When Lyn nominated this book, she mentioned that she had been attracted to the book because she had taught in a country schoolhouse in the Hill Country. Marla asked Lyn to tell us about her experience. Lyn taught in Bandera from 2005-2007. The students were from ranching families. They had good manners and knew about farming and animals. Lyn was hired to teach to the TAKS test (standardized Texas test), but she did much more. She lived near the school and had much interaction with the students. She sometimes drove them home after a long day at school, visited their homes, and helped them privately when needed. The school and the students' lives were somewhat old-fashioned; but in the 21st century, the school did have a computer lab with Internet.

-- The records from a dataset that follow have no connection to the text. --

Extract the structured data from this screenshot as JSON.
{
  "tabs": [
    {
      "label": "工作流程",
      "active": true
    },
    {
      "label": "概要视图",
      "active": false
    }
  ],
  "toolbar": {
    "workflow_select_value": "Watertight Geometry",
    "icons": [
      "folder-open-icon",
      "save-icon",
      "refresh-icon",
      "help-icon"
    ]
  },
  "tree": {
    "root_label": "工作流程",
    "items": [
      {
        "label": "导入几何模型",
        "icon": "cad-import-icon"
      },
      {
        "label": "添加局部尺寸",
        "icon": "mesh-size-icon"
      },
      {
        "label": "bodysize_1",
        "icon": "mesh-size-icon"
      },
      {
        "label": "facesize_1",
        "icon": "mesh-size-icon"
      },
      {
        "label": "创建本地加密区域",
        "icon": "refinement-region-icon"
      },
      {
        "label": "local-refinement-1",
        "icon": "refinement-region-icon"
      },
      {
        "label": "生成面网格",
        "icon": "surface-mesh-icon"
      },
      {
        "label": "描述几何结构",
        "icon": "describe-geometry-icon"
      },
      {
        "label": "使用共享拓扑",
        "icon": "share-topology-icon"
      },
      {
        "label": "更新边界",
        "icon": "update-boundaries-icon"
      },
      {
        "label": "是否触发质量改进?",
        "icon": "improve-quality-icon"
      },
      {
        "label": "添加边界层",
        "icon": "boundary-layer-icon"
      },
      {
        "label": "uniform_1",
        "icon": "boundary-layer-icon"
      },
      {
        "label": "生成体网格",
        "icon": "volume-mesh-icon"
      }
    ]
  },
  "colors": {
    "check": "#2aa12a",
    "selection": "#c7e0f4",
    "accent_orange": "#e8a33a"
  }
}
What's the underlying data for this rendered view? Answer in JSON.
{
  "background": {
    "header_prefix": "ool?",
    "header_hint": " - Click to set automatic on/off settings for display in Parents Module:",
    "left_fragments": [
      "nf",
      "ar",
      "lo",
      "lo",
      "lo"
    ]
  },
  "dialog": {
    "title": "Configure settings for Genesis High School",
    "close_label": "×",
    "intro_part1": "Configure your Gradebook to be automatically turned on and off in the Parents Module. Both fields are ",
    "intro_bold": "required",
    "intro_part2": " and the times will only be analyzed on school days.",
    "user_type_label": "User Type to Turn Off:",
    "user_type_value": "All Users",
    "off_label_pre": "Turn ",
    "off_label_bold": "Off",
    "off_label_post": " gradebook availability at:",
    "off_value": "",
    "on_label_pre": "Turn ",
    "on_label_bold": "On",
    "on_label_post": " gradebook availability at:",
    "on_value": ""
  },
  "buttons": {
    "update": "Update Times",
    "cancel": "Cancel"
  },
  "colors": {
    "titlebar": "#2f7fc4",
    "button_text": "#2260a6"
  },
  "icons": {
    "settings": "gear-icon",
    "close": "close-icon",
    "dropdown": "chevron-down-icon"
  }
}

Some of the students planned to continue to college, though many would be ranchers without higher educations.

Suzanne shared a list of "rules" from when her mother had taught in the 1920s in Utopia, TX - the same Utopia we read about in Welcome to Utopia: Notes From a Small Town, by Karen Valby (who visited our group). Long before Valby's study of the town, the rules for teachers included the following: No wearing bright colors, skirts had to be 2" below the knee, 2 petticoats were required, teachers were not allowed to fraternize with men or be married, no smoking, no playing cards, and no dyed hair.

Pat brought 2 large photographs from Wisconsin from the 1920s, when her Mom and aunts were all teachers. The photos were of a large group of women teachers. They also were not allowed to be married. Pat said school in Wisconsin didn't close during the winter unless it was 30 degrees below zero!

Thanks to everyone who shared stories of small schools they attended! I was looking at Pat's photos when that conversation began, and since I had missed the beginning, I decided to just enjoy it rather than take partial notes.

Websites of interest: (the book website) (website of the oldest continuing performing arts school and camp in the U.S., which was begun by Charlotte Perry, sister of Bob Perry, who married Ros.)